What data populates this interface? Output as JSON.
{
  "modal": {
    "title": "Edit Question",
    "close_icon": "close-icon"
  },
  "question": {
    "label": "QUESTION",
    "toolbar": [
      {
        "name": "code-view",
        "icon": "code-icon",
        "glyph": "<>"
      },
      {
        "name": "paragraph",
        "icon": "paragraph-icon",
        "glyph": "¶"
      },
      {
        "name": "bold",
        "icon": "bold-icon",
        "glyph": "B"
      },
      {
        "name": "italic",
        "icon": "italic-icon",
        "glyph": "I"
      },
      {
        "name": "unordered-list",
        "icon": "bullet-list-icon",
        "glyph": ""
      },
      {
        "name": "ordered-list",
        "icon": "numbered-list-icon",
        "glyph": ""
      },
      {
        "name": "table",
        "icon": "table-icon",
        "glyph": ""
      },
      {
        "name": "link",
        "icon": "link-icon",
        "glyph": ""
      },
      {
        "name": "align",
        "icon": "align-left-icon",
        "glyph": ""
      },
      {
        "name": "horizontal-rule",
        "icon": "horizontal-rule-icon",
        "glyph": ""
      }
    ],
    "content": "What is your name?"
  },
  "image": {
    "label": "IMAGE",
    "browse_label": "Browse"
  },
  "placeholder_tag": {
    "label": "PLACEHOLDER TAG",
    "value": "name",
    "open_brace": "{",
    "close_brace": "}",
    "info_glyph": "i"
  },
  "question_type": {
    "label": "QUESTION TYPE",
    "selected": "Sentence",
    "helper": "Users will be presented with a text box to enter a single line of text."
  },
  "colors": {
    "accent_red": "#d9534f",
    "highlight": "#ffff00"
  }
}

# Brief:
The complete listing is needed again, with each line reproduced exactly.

# Solution for this exercise:
What data populates this interface? Output as JSON.
{
  "modal": {
    "title": "Edit Question",
    "close_icon": "close-icon"
  },
  "question": {
    "label": "QUESTION",
    "toolbar": [
      {
        "name": "code-view",
        "icon": "code-icon",
        "glyph": "<>"
      },
      {
        "name": "paragraph",
        "icon": "paragraph-icon",
        "glyph": "¶"
      },
      {
        "name": "bold",
        "icon": "bold-icon",
        "glyph": "B"
      },
      {
        "name": "italic",
        "icon": "italic-icon",
        "glyph": "I"
      },
      {
        "name": "unordered-list",
        "icon": "bullet-list-icon",
        "glyph": ""
      },
      {
        "name": "ordered-list",
        "icon": "numbered-list-icon",
        "glyph": ""
      },
      {
        "name": "table",
        "icon": "table-icon",
        "glyph": ""
      },
      {
        "name": "link",
        "icon": "link-icon",
        "glyph": ""
      },
      {
        "name": "align",
        "icon": "align-left-icon",
        "glyph": ""
      },
      {
        "name": "horizontal-rule",
        "icon": "horizontal-rule-icon",
        "glyph": ""
      }
    ],
    "content": "What is your name?"
  },
  "image": {
    "label": "IMAGE",
    "browse_label": "Browse"
  },
  "placeholder_tag": {
    "label": "PLACEHOLDER TAG",
    "value": "name",
    "open_brace": "{",
    "close_brace": "}",
    "info_glyph": "i"
  },
  "question_type": {
    "label": "QUESTION TYPE",
    "selected": "Sentence",
    "helper": "Users will be presented with a text box to enter a single line of text."
  },
  "colors": {
    "accent_red": "#d9534f",
    "highlight": "#ffff00"
  }
}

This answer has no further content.